Task input: Begin
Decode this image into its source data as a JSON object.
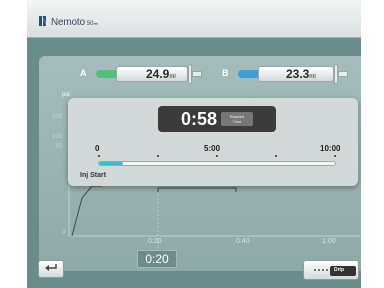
{
  "app": {
    "brand": "Nemoto",
    "brand_sub": "50ₘₗ"
  },
  "syringes": [
    {
      "letter": "A",
      "value": "24.9",
      "unit": "ml",
      "color": "#4fbf7a"
    },
    {
      "letter": "B",
      "value": "23.3",
      "unit": "ml",
      "color": "#3f9ed8"
    }
  ],
  "chart": {
    "y_unit": "psi",
    "y_ticks": [
      "200",
      "100",
      "50",
      "0"
    ],
    "x_ticks": [
      "0:20",
      "0:40",
      "1:00"
    ],
    "current_time": "0:20"
  },
  "overlay": {
    "elapsed": "0:58",
    "elapsed_label_1": "Elapsed",
    "elapsed_label_2": "Time",
    "timeline_labels": [
      "0",
      "5:00",
      "10:00"
    ],
    "progress_fraction": 0.1,
    "inj_start_label": "Inj Start",
    "progress_color": "#3bbcd9"
  },
  "buttons": {
    "back_icon": "return-arrow-icon",
    "drip_label": "Drip"
  }
}
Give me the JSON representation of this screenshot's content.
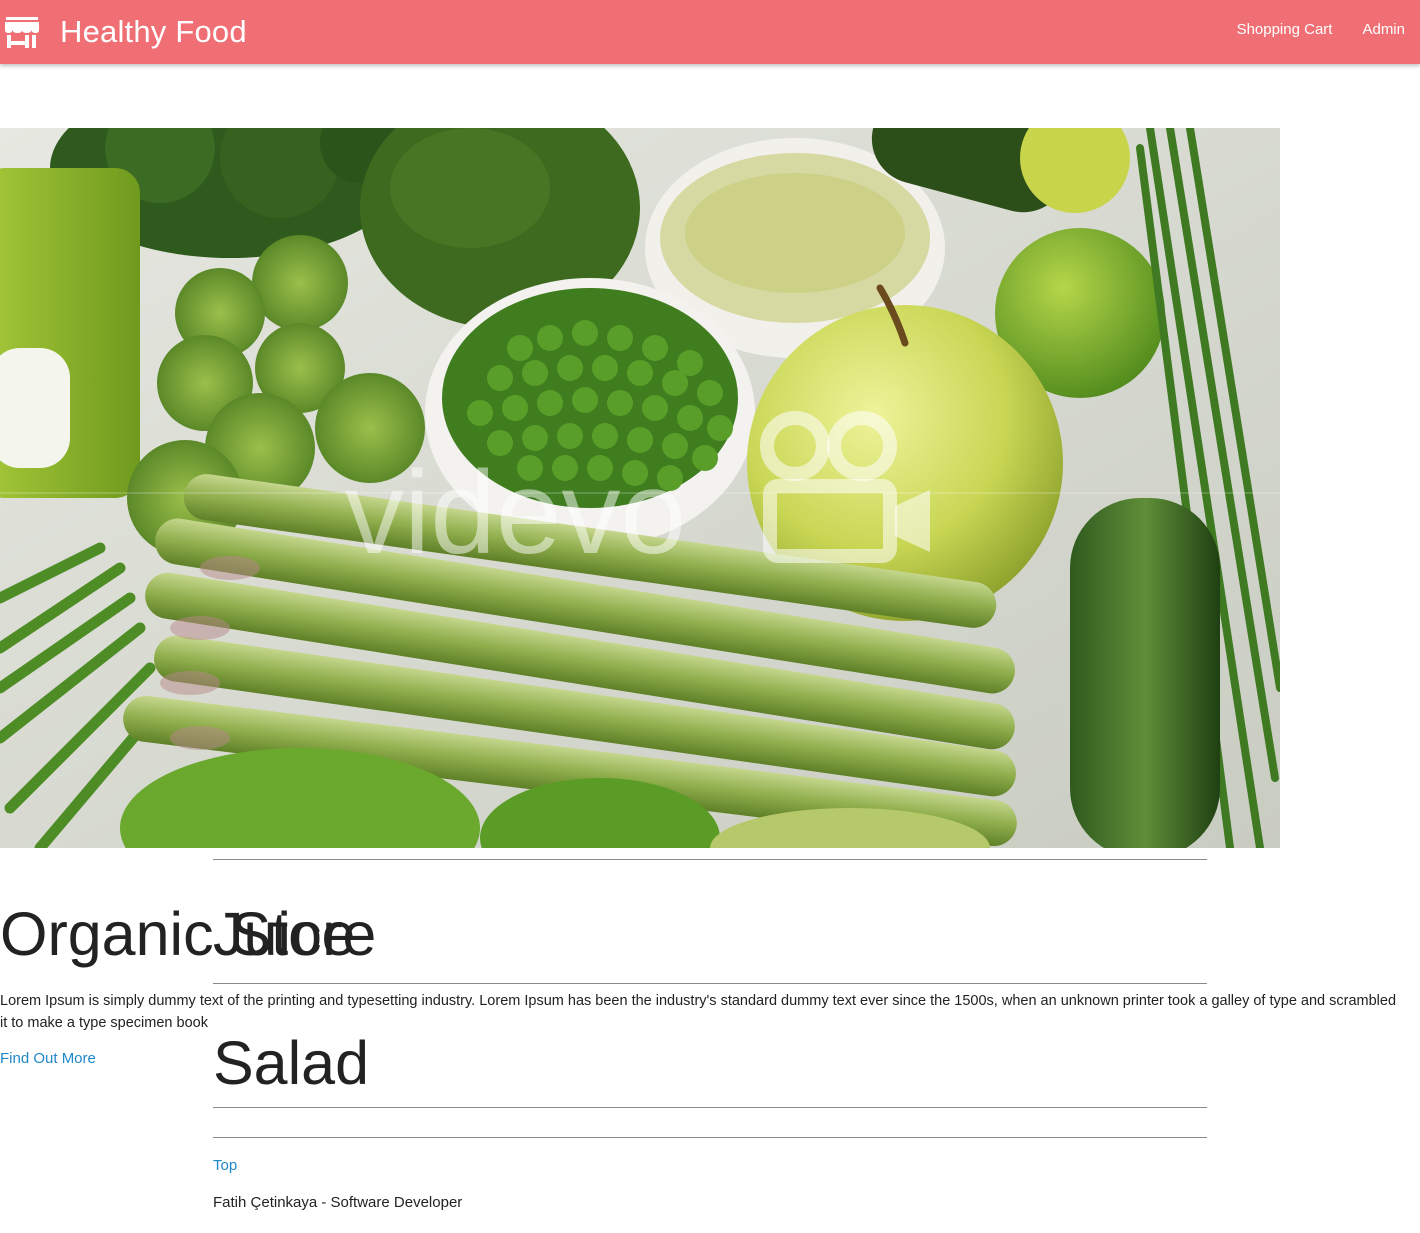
{
  "navbar": {
    "brand_icon": "store-icon",
    "title": "Healthy Food",
    "links": [
      {
        "label": "Shopping Cart"
      },
      {
        "label": "Admin"
      }
    ],
    "background_color": "#ef6f74"
  },
  "hero": {
    "watermark_text": "videvo",
    "watermark_icon": "video-camera-icon"
  },
  "sections": {
    "organic": {
      "heading": "Organic Store",
      "description": "Lorem Ipsum is simply dummy text of the printing and typesetting industry. Lorem Ipsum has been the industry's standard dummy text ever since the 1500s, when an unknown printer took a galley of type and scrambled it to make a type specimen book",
      "link": "Find Out More"
    },
    "juice": {
      "heading": "Juice"
    },
    "salad": {
      "heading": "Salad"
    }
  },
  "footer": {
    "top_link": "Top",
    "credit": "Fatih Çetinkaya - Software Developer"
  },
  "colors": {
    "accent": "#ef6f74",
    "link": "#1e88c9"
  }
}
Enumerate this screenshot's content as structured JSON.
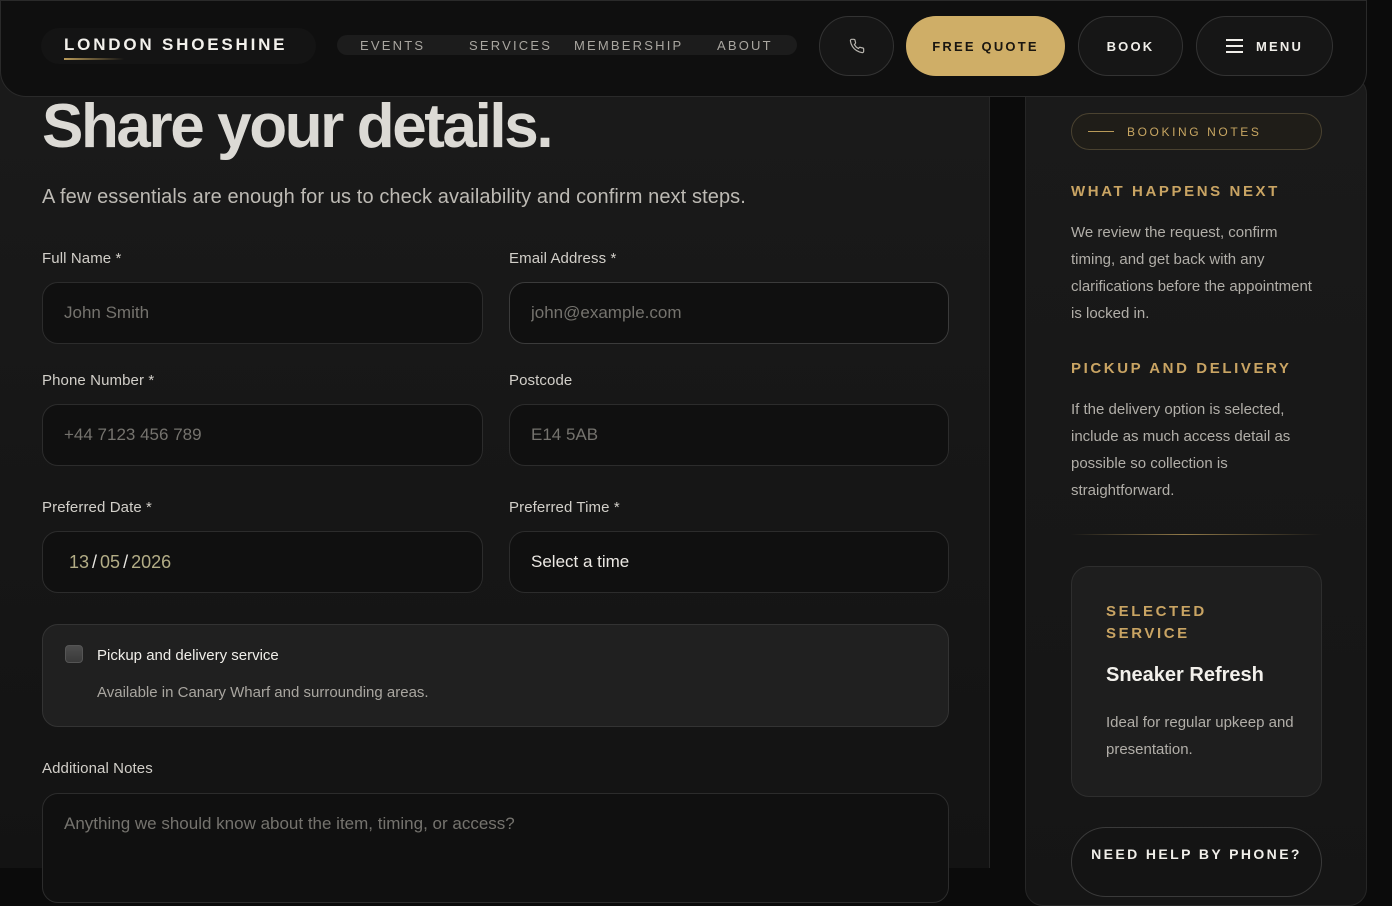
{
  "nav": {
    "brand": "LONDON SHOESHINE",
    "links": [
      "EVENTS",
      "SERVICES",
      "MEMBERSHIP",
      "ABOUT"
    ],
    "phone_icon": "phone-icon",
    "quote_label": "FREE QUOTE",
    "book_label": "BOOK",
    "menu_icon": "hamburger-icon",
    "menu_label": "MENU",
    "accent_color": "#cfae67"
  },
  "form": {
    "title": "Share your details.",
    "subtitle": "A few essentials are enough for us to check availability and confirm next steps.",
    "full_name": {
      "label": "Full Name *",
      "placeholder": "John Smith",
      "value": ""
    },
    "email": {
      "label": "Email Address *",
      "placeholder": "john@example.com",
      "value": ""
    },
    "phone": {
      "label": "Phone Number *",
      "placeholder": "+44 7123 456 789",
      "value": ""
    },
    "postcode": {
      "label": "Postcode",
      "placeholder": "E14 5AB",
      "value": ""
    },
    "date": {
      "label": "Preferred Date *",
      "day": "13",
      "month": "05",
      "year": "2026",
      "separator": "/"
    },
    "time": {
      "label": "Preferred Time *",
      "value": "Select a time"
    },
    "delivery": {
      "checked": false,
      "title": "Pickup and delivery service",
      "description": "Available in Canary Wharf and surrounding areas."
    },
    "notes": {
      "label": "Additional Notes",
      "placeholder": "Anything we should know about the item, timing, or access?"
    }
  },
  "sidebar": {
    "pill": "BOOKING NOTES",
    "next_heading": "WHAT HAPPENS NEXT",
    "next_text": "We review the request, confirm timing, and get back with any clarifications before the appointment is locked in.",
    "delivery_heading": "PICKUP AND DELIVERY",
    "delivery_text": "If the delivery option is selected, include as much access detail as possible so collection is straightforward.",
    "service": {
      "kicker": "SELECTED SERVICE",
      "name": "Sneaker Refresh",
      "description": "Ideal for regular upkeep and presentation."
    },
    "help_label": "NEED HELP BY PHONE?"
  }
}
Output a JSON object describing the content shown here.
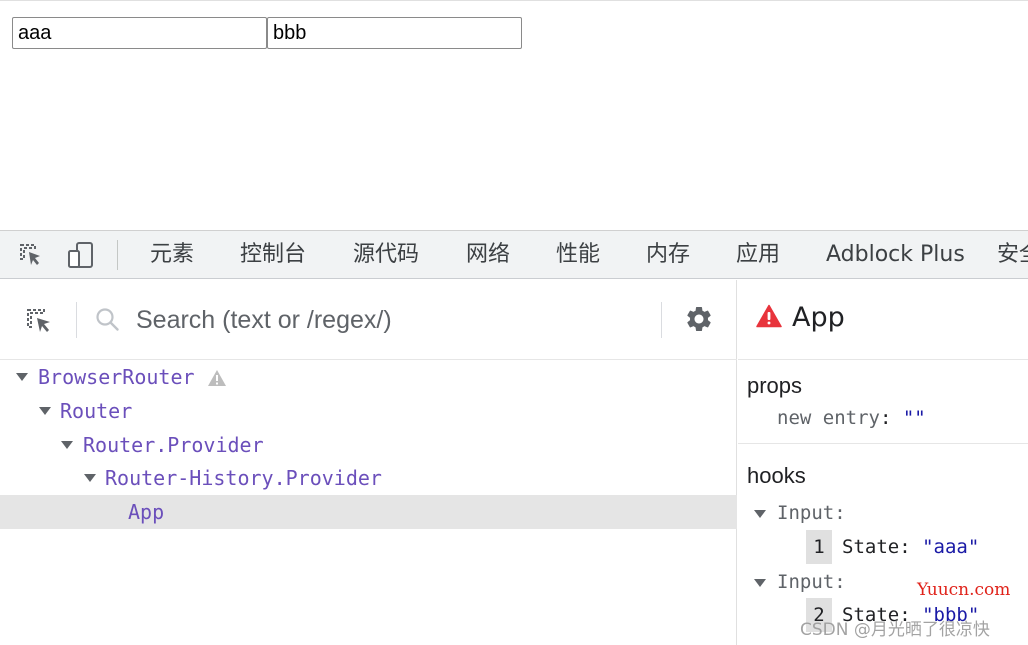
{
  "page": {
    "input1_value": "aaa",
    "input2_value": "bbb"
  },
  "toolbar": {
    "icons": [
      "inspect-element-icon",
      "device-toolbar-icon"
    ],
    "tabs": [
      {
        "label": "元素"
      },
      {
        "label": "控制台"
      },
      {
        "label": "源代码"
      },
      {
        "label": "网络"
      },
      {
        "label": "性能"
      },
      {
        "label": "内存"
      },
      {
        "label": "应用"
      },
      {
        "label": "Adblock Plus"
      },
      {
        "label": "安全"
      }
    ]
  },
  "components": {
    "search_placeholder": "Search (text or /regex/)",
    "tree": [
      {
        "label": "BrowserRouter",
        "depth": 0,
        "expanded": true,
        "warning": true,
        "selected": false
      },
      {
        "label": "Router",
        "depth": 1,
        "expanded": true,
        "warning": false,
        "selected": false
      },
      {
        "label": "Router.Provider",
        "depth": 2,
        "expanded": true,
        "warning": false,
        "selected": false
      },
      {
        "label": "Router-History.Provider",
        "depth": 3,
        "expanded": true,
        "warning": false,
        "selected": false
      },
      {
        "label": "App",
        "depth": 4,
        "expanded": false,
        "warning": false,
        "selected": true
      }
    ]
  },
  "inspector": {
    "title": "App",
    "props_title": "props",
    "props": [
      {
        "key": "new entry",
        "value": "\"\""
      }
    ],
    "hooks_title": "hooks",
    "hooks": [
      {
        "name": "Input:",
        "index": "1",
        "state_label": "State:",
        "value": "\"aaa\""
      },
      {
        "name": "Input:",
        "index": "2",
        "state_label": "State:",
        "value": "\"bbb\""
      }
    ]
  },
  "watermarks": {
    "site": "Yuucn.com",
    "author": "CSDN @月光晒了很凉快"
  },
  "colors": {
    "component_name": "#6b4fbb",
    "warning": "#e8343c",
    "string_value": "#1a1aa6",
    "selected_row": "#e5e5e5",
    "watermark_red": "#e0231b"
  }
}
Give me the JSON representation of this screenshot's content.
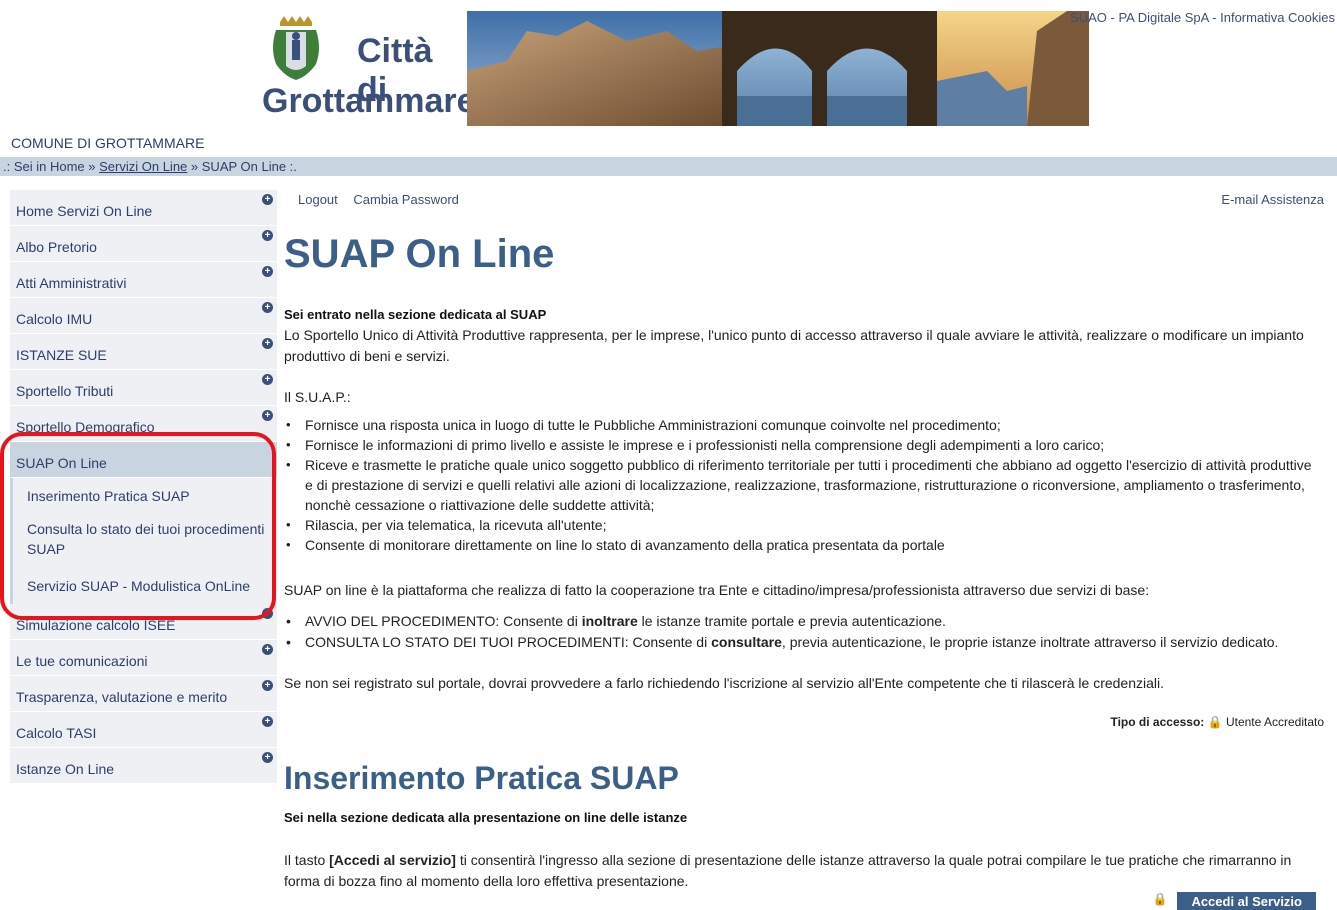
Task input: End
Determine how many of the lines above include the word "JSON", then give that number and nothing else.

5